Visualforce is designed as a simplified way for Salesforce and Force.com application users to tweak, mashup or create a specialized UI for their apps without complex coding.
While Salesforce had been talking up Visualforce since autumn, the technology had previously only been available to users on a trial basis.
The company also said the UI would be made available to customers as a service, and that it incorporates a feature called Visualforce Components, which enables users to add, remove and reassemble pre-made portions of the UI.
In addition to simplifying UI design, Visualforce also will enable users to extend their custom apps to virtually any device, the company said.
"The user interface is where the rubber meets the road," Ariel Kelman, Salesforce.com's senior director of platform product marketing, told InternetNews.com. "CIOs are under tremendous pressure from the end user because at home, people are using very sophisticated but easy-to-use applications on the Web, but they come back to work and have to use applications like Oracle Financials or SAP supply chain that are very difficult to use."
"They want to give their business users applications as easy to use as SalesForce.com," he said.
For instance, Visualforce will enable users to create UIs to enhance standard Salesforce SaaS applications, or to create wholly custom applications running on its Force.com platform-as-a-service (PaaS).
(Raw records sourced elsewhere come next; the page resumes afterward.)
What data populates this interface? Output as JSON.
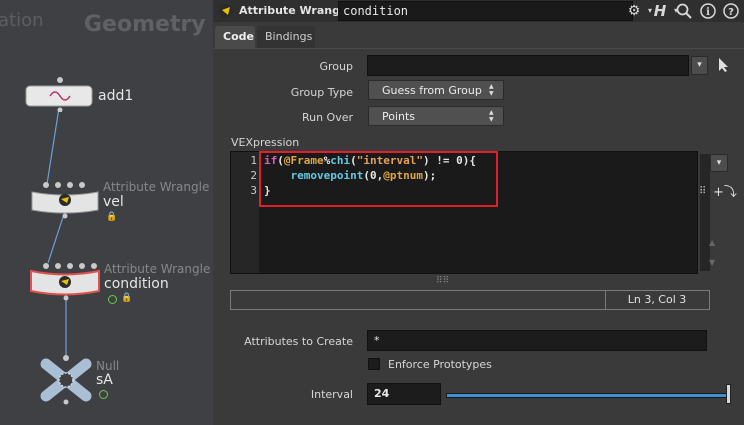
{
  "network": {
    "title_partial": "ation",
    "title": "Geometry",
    "nodes": [
      {
        "name": "add1",
        "type": ""
      },
      {
        "name": "vel",
        "type": "Attribute Wrangle"
      },
      {
        "name": "condition",
        "type": "Attribute Wrangle"
      },
      {
        "name": "sA",
        "type": "Null"
      }
    ]
  },
  "toolbar": {
    "op_type": "Attribute Wrangle",
    "node_name": "condition",
    "icons": [
      "gear-icon",
      "help-h-icon",
      "search-icon",
      "info-icon",
      "help-icon"
    ]
  },
  "tabs": [
    {
      "label": "Code",
      "active": true
    },
    {
      "label": "Bindings",
      "active": false
    }
  ],
  "params": {
    "group_label": "Group",
    "group_value": "",
    "group_type_label": "Group Type",
    "group_type_value": "Guess from Group",
    "run_over_label": "Run Over",
    "run_over_value": "Points",
    "vex_label": "VEXpression",
    "code_lines": [
      "if(@Frame%chi(\"interval\") != 0){",
      "    removepoint(0,@ptnum);",
      "}"
    ],
    "line_numbers": [
      "1",
      "2",
      "3"
    ],
    "cursor_status": "Ln 3, Col 3",
    "attributes_label": "Attributes to Create",
    "attributes_value": "*",
    "enforce_label": "Enforce Prototypes",
    "enforce_checked": false,
    "interval_label": "Interval",
    "interval_value": "24"
  },
  "colors": {
    "highlight_box": "#e0202a",
    "slider_fill": "#3d8fd6",
    "display_flag": "#66cc44"
  }
}
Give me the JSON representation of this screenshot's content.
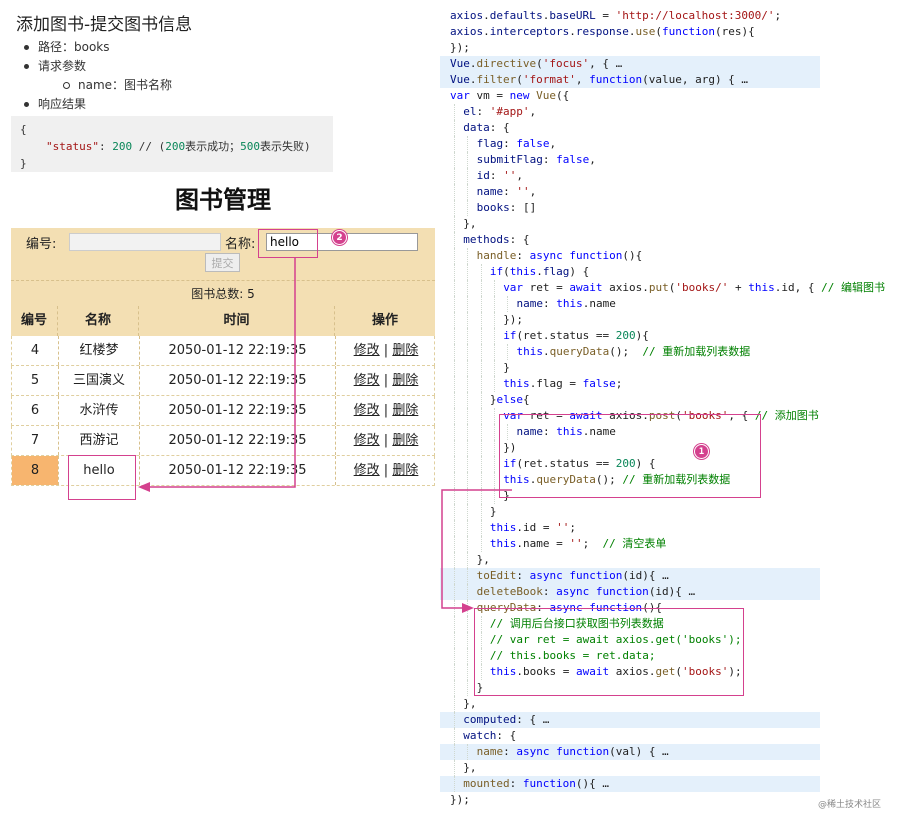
{
  "doc": {
    "title": "添加图书-提交图书信息",
    "items": [
      {
        "label": "路径：books",
        "level": 0
      },
      {
        "label": "请求参数",
        "level": 0
      },
      {
        "label": "name：图书名称",
        "level": 1
      },
      {
        "label": "响应结果",
        "level": 0
      }
    ],
    "response": {
      "open": "{",
      "key": "\"status\"",
      "value": "200",
      "comment_pre": "// (",
      "success_code": "200",
      "success_text": "表示成功；",
      "fail_code": "500",
      "fail_text": "表示失败)",
      "close": "}"
    }
  },
  "app": {
    "title": "图书管理",
    "form": {
      "id_label": "编号:",
      "id_value": "",
      "name_label": "名称:",
      "name_value": "hello",
      "submit_label": "提交"
    },
    "total_label": "图书总数:",
    "total_value": "5",
    "columns": [
      "编号",
      "名称",
      "时间",
      "操作"
    ],
    "rows": [
      {
        "id": "4",
        "name": "红楼梦",
        "date": "2050-01-12 22:19:35",
        "edit": "修改",
        "sep": "|",
        "del": "删除"
      },
      {
        "id": "5",
        "name": "三国演义",
        "date": "2050-01-12 22:19:35",
        "edit": "修改",
        "sep": "|",
        "del": "删除"
      },
      {
        "id": "6",
        "name": "水浒传",
        "date": "2050-01-12 22:19:35",
        "edit": "修改",
        "sep": "|",
        "del": "删除"
      },
      {
        "id": "7",
        "name": "西游记",
        "date": "2050-01-12 22:19:35",
        "edit": "修改",
        "sep": "|",
        "del": "删除"
      },
      {
        "id": "8",
        "name": "hello",
        "date": "2050-01-12 22:19:35",
        "edit": "修改",
        "sep": "|",
        "del": "删除"
      }
    ]
  },
  "annotations": {
    "badge_1": "1",
    "badge_2": "2",
    "accent": "#d4418e"
  },
  "editor": {
    "lines": [
      {
        "indent": 0,
        "fold": false,
        "tokens": [
          [
            "v",
            "axios"
          ],
          [
            "p",
            "."
          ],
          [
            "v",
            "defaults"
          ],
          [
            "p",
            "."
          ],
          [
            "v",
            "baseURL"
          ],
          [
            "p",
            " = "
          ],
          [
            "s",
            "'http://localhost:3000/'"
          ],
          [
            "p",
            ";"
          ]
        ]
      },
      {
        "indent": 0,
        "fold": false,
        "tokens": [
          [
            "v",
            "axios"
          ],
          [
            "p",
            "."
          ],
          [
            "v",
            "interceptors"
          ],
          [
            "p",
            "."
          ],
          [
            "v",
            "response"
          ],
          [
            "p",
            "."
          ],
          [
            "f",
            "use"
          ],
          [
            "p",
            "("
          ],
          [
            "k",
            "function"
          ],
          [
            "p",
            "(res){"
          ]
        ]
      },
      {
        "indent": 0,
        "fold": false,
        "tokens": [
          [
            "p",
            "});"
          ]
        ]
      },
      {
        "indent": 0,
        "fold": true,
        "tokens": [
          [
            "v",
            "Vue"
          ],
          [
            "p",
            "."
          ],
          [
            "f",
            "directive"
          ],
          [
            "p",
            "("
          ],
          [
            "s",
            "'focus'"
          ],
          [
            "p",
            ", {"
          ],
          [
            "p",
            " …"
          ]
        ]
      },
      {
        "indent": 0,
        "fold": true,
        "tokens": [
          [
            "v",
            "Vue"
          ],
          [
            "p",
            "."
          ],
          [
            "f",
            "filter"
          ],
          [
            "p",
            "("
          ],
          [
            "s",
            "'format'"
          ],
          [
            "p",
            ", "
          ],
          [
            "k",
            "function"
          ],
          [
            "p",
            "(value, arg) {"
          ],
          [
            "p",
            " …"
          ]
        ]
      },
      {
        "indent": 0,
        "fold": false,
        "tokens": [
          [
            "k",
            "var"
          ],
          [
            "p",
            " vm = "
          ],
          [
            "k",
            "new"
          ],
          [
            "p",
            " "
          ],
          [
            "f",
            "Vue"
          ],
          [
            "p",
            "({"
          ]
        ]
      },
      {
        "indent": 1,
        "fold": false,
        "tokens": [
          [
            "v",
            "el"
          ],
          [
            "p",
            ": "
          ],
          [
            "s",
            "'#app'"
          ],
          [
            "p",
            ","
          ]
        ]
      },
      {
        "indent": 1,
        "fold": false,
        "tokens": [
          [
            "v",
            "data"
          ],
          [
            "p",
            ": {"
          ]
        ]
      },
      {
        "indent": 2,
        "fold": false,
        "tokens": [
          [
            "v",
            "flag"
          ],
          [
            "p",
            ": "
          ],
          [
            "k",
            "false"
          ],
          [
            "p",
            ","
          ]
        ]
      },
      {
        "indent": 2,
        "fold": false,
        "tokens": [
          [
            "v",
            "submitFlag"
          ],
          [
            "p",
            ": "
          ],
          [
            "k",
            "false"
          ],
          [
            "p",
            ","
          ]
        ]
      },
      {
        "indent": 2,
        "fold": false,
        "tokens": [
          [
            "v",
            "id"
          ],
          [
            "p",
            ": "
          ],
          [
            "s",
            "''"
          ],
          [
            "p",
            ","
          ]
        ]
      },
      {
        "indent": 2,
        "fold": false,
        "tokens": [
          [
            "v",
            "name"
          ],
          [
            "p",
            ": "
          ],
          [
            "s",
            "''"
          ],
          [
            "p",
            ","
          ]
        ]
      },
      {
        "indent": 2,
        "fold": false,
        "tokens": [
          [
            "v",
            "books"
          ],
          [
            "p",
            ": []"
          ]
        ]
      },
      {
        "indent": 1,
        "fold": false,
        "tokens": [
          [
            "p",
            "},"
          ]
        ]
      },
      {
        "indent": 1,
        "fold": false,
        "tokens": [
          [
            "v",
            "methods"
          ],
          [
            "p",
            ": {"
          ]
        ]
      },
      {
        "indent": 2,
        "fold": false,
        "tokens": [
          [
            "f",
            "handle"
          ],
          [
            "p",
            ": "
          ],
          [
            "k",
            "async"
          ],
          [
            "p",
            " "
          ],
          [
            "k",
            "function"
          ],
          [
            "p",
            "(){"
          ]
        ]
      },
      {
        "indent": 3,
        "fold": false,
        "tokens": [
          [
            "k",
            "if"
          ],
          [
            "p",
            "("
          ],
          [
            "k",
            "this"
          ],
          [
            "p",
            "."
          ],
          [
            "v",
            "flag"
          ],
          [
            "p",
            ") {"
          ]
        ]
      },
      {
        "indent": 4,
        "fold": false,
        "tokens": [
          [
            "k",
            "var"
          ],
          [
            "p",
            " ret = "
          ],
          [
            "k",
            "await"
          ],
          [
            "p",
            " axios."
          ],
          [
            "f",
            "put"
          ],
          [
            "p",
            "("
          ],
          [
            "s",
            "'books/'"
          ],
          [
            "p",
            " + "
          ],
          [
            "k",
            "this"
          ],
          [
            "p",
            ".id, { "
          ],
          [
            "c",
            "// 编辑图书"
          ]
        ]
      },
      {
        "indent": 5,
        "fold": false,
        "tokens": [
          [
            "v",
            "name"
          ],
          [
            "p",
            ": "
          ],
          [
            "k",
            "this"
          ],
          [
            "p",
            ".name"
          ]
        ]
      },
      {
        "indent": 4,
        "fold": false,
        "tokens": [
          [
            "p",
            "});"
          ]
        ]
      },
      {
        "indent": 4,
        "fold": false,
        "tokens": [
          [
            "k",
            "if"
          ],
          [
            "p",
            "(ret.status == "
          ],
          [
            "n",
            "200"
          ],
          [
            "p",
            "){"
          ]
        ]
      },
      {
        "indent": 5,
        "fold": false,
        "tokens": [
          [
            "k",
            "this"
          ],
          [
            "p",
            "."
          ],
          [
            "f",
            "queryData"
          ],
          [
            "p",
            "();  "
          ],
          [
            "c",
            "// 重新加载列表数据"
          ]
        ]
      },
      {
        "indent": 4,
        "fold": false,
        "tokens": [
          [
            "p",
            "}"
          ]
        ]
      },
      {
        "indent": 4,
        "fold": false,
        "tokens": [
          [
            "k",
            "this"
          ],
          [
            "p",
            ".flag = "
          ],
          [
            "k",
            "false"
          ],
          [
            "p",
            ";"
          ]
        ]
      },
      {
        "indent": 3,
        "fold": false,
        "tokens": [
          [
            "p",
            "}"
          ],
          [
            "k",
            "else"
          ],
          [
            "p",
            "{"
          ]
        ]
      },
      {
        "indent": 4,
        "fold": false,
        "tokens": [
          [
            "k",
            "var"
          ],
          [
            "p",
            " ret = "
          ],
          [
            "k",
            "await"
          ],
          [
            "p",
            " axios."
          ],
          [
            "f",
            "post"
          ],
          [
            "p",
            "("
          ],
          [
            "s",
            "'books'"
          ],
          [
            "p",
            ", { "
          ],
          [
            "c",
            "// 添加图书"
          ]
        ]
      },
      {
        "indent": 5,
        "fold": false,
        "tokens": [
          [
            "v",
            "name"
          ],
          [
            "p",
            ": "
          ],
          [
            "k",
            "this"
          ],
          [
            "p",
            ".name"
          ]
        ]
      },
      {
        "indent": 4,
        "fold": false,
        "tokens": [
          [
            "p",
            "})"
          ]
        ]
      },
      {
        "indent": 4,
        "fold": false,
        "tokens": [
          [
            "k",
            "if"
          ],
          [
            "p",
            "(ret.status == "
          ],
          [
            "n",
            "200"
          ],
          [
            "p",
            ") {"
          ]
        ]
      },
      {
        "indent": 4,
        "fold": false,
        "tokens": [
          [
            "k",
            "this"
          ],
          [
            "p",
            "."
          ],
          [
            "f",
            "queryData"
          ],
          [
            "p",
            "(); "
          ],
          [
            "c",
            "// 重新加载列表数据"
          ]
        ]
      },
      {
        "indent": 4,
        "fold": false,
        "tokens": [
          [
            "p",
            "}"
          ]
        ]
      },
      {
        "indent": 3,
        "fold": false,
        "tokens": [
          [
            "p",
            "}"
          ]
        ]
      },
      {
        "indent": 3,
        "fold": false,
        "tokens": [
          [
            "k",
            "this"
          ],
          [
            "p",
            ".id = "
          ],
          [
            "s",
            "''"
          ],
          [
            "p",
            ";"
          ]
        ]
      },
      {
        "indent": 3,
        "fold": false,
        "tokens": [
          [
            "k",
            "this"
          ],
          [
            "p",
            ".name = "
          ],
          [
            "s",
            "''"
          ],
          [
            "p",
            ";  "
          ],
          [
            "c",
            "// 清空表单"
          ]
        ]
      },
      {
        "indent": 2,
        "fold": false,
        "tokens": [
          [
            "p",
            "},"
          ]
        ]
      },
      {
        "indent": 2,
        "fold": true,
        "tokens": [
          [
            "f",
            "toEdit"
          ],
          [
            "p",
            ": "
          ],
          [
            "k",
            "async"
          ],
          [
            "p",
            " "
          ],
          [
            "k",
            "function"
          ],
          [
            "p",
            "(id){"
          ],
          [
            "p",
            " …"
          ]
        ]
      },
      {
        "indent": 2,
        "fold": true,
        "tokens": [
          [
            "f",
            "deleteBook"
          ],
          [
            "p",
            ": "
          ],
          [
            "k",
            "async"
          ],
          [
            "p",
            " "
          ],
          [
            "k",
            "function"
          ],
          [
            "p",
            "(id){"
          ],
          [
            "p",
            " …"
          ]
        ]
      },
      {
        "indent": 2,
        "fold": false,
        "tokens": [
          [
            "f",
            "queryData"
          ],
          [
            "p",
            ": "
          ],
          [
            "k",
            "async"
          ],
          [
            "p",
            " "
          ],
          [
            "k",
            "function"
          ],
          [
            "p",
            "(){"
          ]
        ]
      },
      {
        "indent": 3,
        "fold": false,
        "tokens": [
          [
            "c",
            "// 调用后台接口获取图书列表数据"
          ]
        ]
      },
      {
        "indent": 3,
        "fold": false,
        "tokens": [
          [
            "c",
            "// var ret = await axios.get('books');"
          ]
        ]
      },
      {
        "indent": 3,
        "fold": false,
        "tokens": [
          [
            "c",
            "// this.books = ret.data;"
          ]
        ]
      },
      {
        "indent": 3,
        "fold": false,
        "tokens": [
          [
            "k",
            "this"
          ],
          [
            "p",
            ".books = "
          ],
          [
            "k",
            "await"
          ],
          [
            "p",
            " axios."
          ],
          [
            "f",
            "get"
          ],
          [
            "p",
            "("
          ],
          [
            "s",
            "'books'"
          ],
          [
            "p",
            ");"
          ]
        ]
      },
      {
        "indent": 2,
        "fold": false,
        "tokens": [
          [
            "p",
            "}"
          ]
        ]
      },
      {
        "indent": 1,
        "fold": false,
        "tokens": [
          [
            "p",
            "},"
          ]
        ]
      },
      {
        "indent": 1,
        "fold": true,
        "tokens": [
          [
            "v",
            "computed"
          ],
          [
            "p",
            ": {"
          ],
          [
            "p",
            " …"
          ]
        ]
      },
      {
        "indent": 1,
        "fold": false,
        "tokens": [
          [
            "v",
            "watch"
          ],
          [
            "p",
            ": {"
          ]
        ]
      },
      {
        "indent": 2,
        "fold": true,
        "tokens": [
          [
            "f",
            "name"
          ],
          [
            "p",
            ": "
          ],
          [
            "k",
            "async"
          ],
          [
            "p",
            " "
          ],
          [
            "k",
            "function"
          ],
          [
            "p",
            "(val) {"
          ],
          [
            "p",
            " …"
          ]
        ]
      },
      {
        "indent": 1,
        "fold": false,
        "tokens": [
          [
            "p",
            "},"
          ]
        ]
      },
      {
        "indent": 1,
        "fold": true,
        "tokens": [
          [
            "f",
            "mounted"
          ],
          [
            "p",
            ": "
          ],
          [
            "k",
            "function"
          ],
          [
            "p",
            "(){"
          ],
          [
            "p",
            " …"
          ]
        ]
      },
      {
        "indent": 0,
        "fold": false,
        "tokens": [
          [
            "p",
            "});"
          ]
        ]
      }
    ],
    "watermark": "@稀土技术社区"
  }
}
"We had CIOs asking why all their applications can't be as easy to manage and run as Salesforce's CRM applications, and with Force.com, we're providing them this," Kelman said.
In addition to design definitions and components, Visualforce's features also include Apex controllers, which let Visualforce developers build any UI behavior using the Java-like Apex programming language, which Salesforce first introduced in October 2006.
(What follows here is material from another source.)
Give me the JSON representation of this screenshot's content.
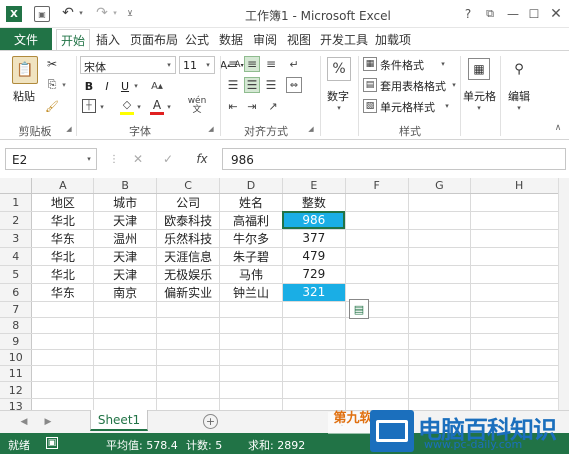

Salesforce also said the release will offer inline page and controller editing, enabling users to edit Visualforce pages and Apex controllers directly from the runtime view of any page.
Visualforce "gives its users pixel-level control to build any application," Kelman said, adding that "more than 4,000 developers have created 11,000 custom interfaces" since Visualforce was released to the development community in November.
While Visualforce is designed to be simple to use, Salesforce said its components can enable users and independent software vendors (ISVs) to quickly build in a great deal of complex functionality.
The company said the service will include a library of more than 50 Visualforce Components, enabling custom apps to add features including navigation, mash-ups, data entry forms, mobile device components and calendars.
Users can also incorporate data and logic from external systems such as interactive charts and other data visualizations. In addition, developers can use the Apex Code programming language to add information from external applications -- supporting mashups with apps that don't run on Force.com.
They also can use cascading style sheets, or CSS,